The plan allows settlement funds to be spent on buses powered either by electricity or compressed natural gas (CNG) but sets much higher incentive levels for electric buses. The proposal will pay 110 percent of the incremental cost of an electric bus plus charging equipment. In practice, this arrangement probably will work out to about $450,000 per vehicle, as is described by a sample scenario in the draft plan. For CNG vehicles, the plan would not fund fueling stations. Electric buses save agencies much more money on fuel than CNG does, so SWEEP anticipates that virtually all of these funds will be used to buy electric buses.
Switching transit buses to electricity has multiple benefits:
saving transit agencies money so they can offer more service and keep more cars off the road,
reducing noise and pollution in highly populated areas,
and offering the biggest reductions in air pollution and greenhouse gas emissions.
Transit offers another area where SWEEP urges a partnership with electric utilities. While Colorado law currently bars investor-owned utilities from providing charging services, it doesn’t prohibit utilities from investing in the infrastructure needed for charging. Utility involvement will leverage these funds, allowing a larger number of electric bus replacements.
The plan also includes $18 million that is dedicated to alternative fuel trucks and for school buses and shuttle buses.

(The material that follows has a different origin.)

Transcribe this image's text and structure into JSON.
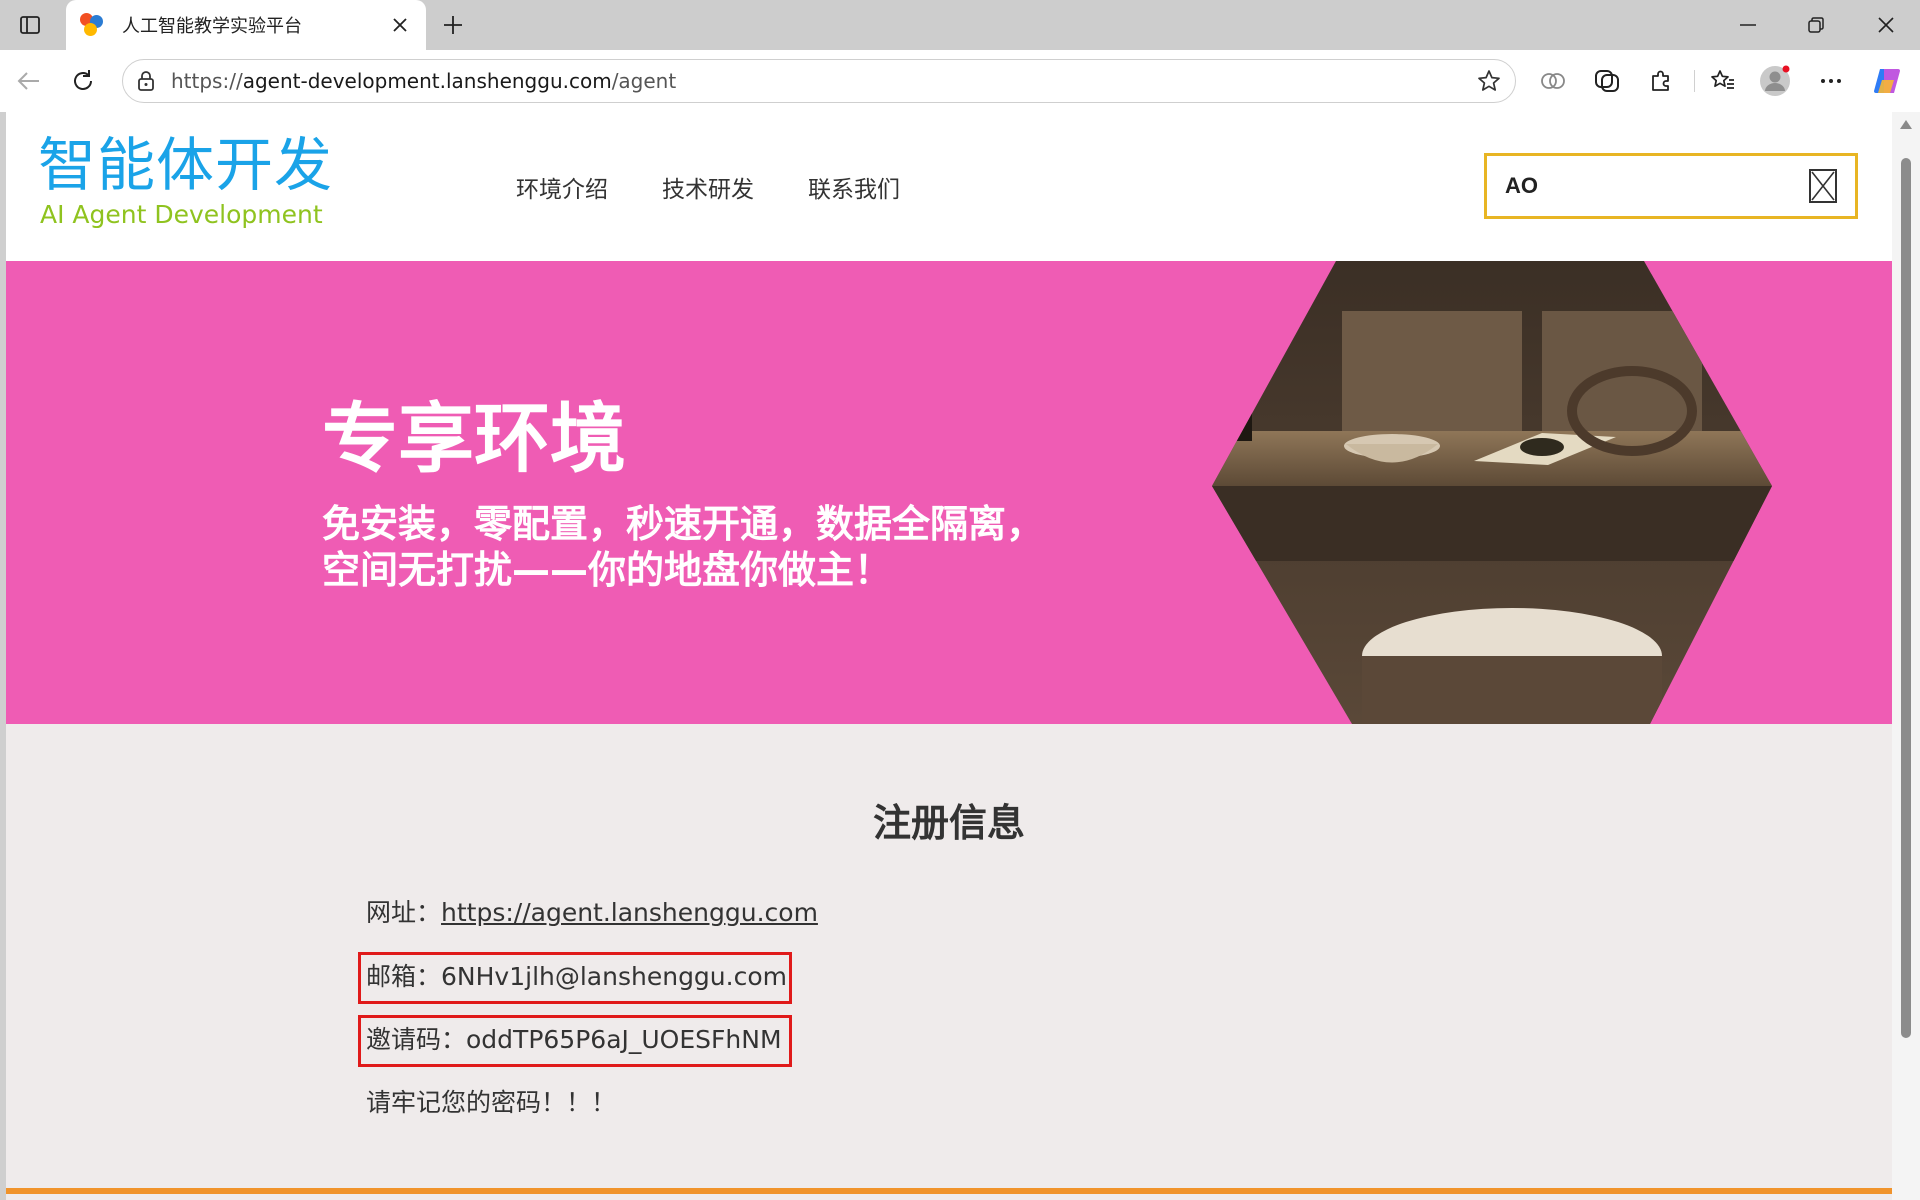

The plan allows CNG, propane or electric vehicles, but sets higher incentive levels for electric vehicles. A school district replacing diesel school buses could receive $200,000 for an electric bus, or $50,000 for a CNG bus. The plan also would include funding for EV charging infrastructure. Based upon the experience with incentives for electric trucks and buses in other states, we believe that these incentive levels will be high enough to spur significant adoption of electric trucks and school buses. SWEEP urges CDPHE to focus all of these funds on electrification, rather than allowing funds to be used for fossil fuel vehicles; but given the incentive levels, most vehicles funded through this program will likely be electric. We also urge CDPHE to consider shifting funds from this category to public transit if demand is higher for electrifying public transit buses.
To provide your input:
There is a public hearing from 2 p.m. to 5 p.m. on Monday, September 18 at the Colorado Department of Transportation, 4101 E Arkansas Avenue in Denver. The location is just east of Colorado Boulevard, north of the Colorado exit off Interstate 25, and near RTD bus stops.
Comments also may be submitted online to email@example.com through October 13.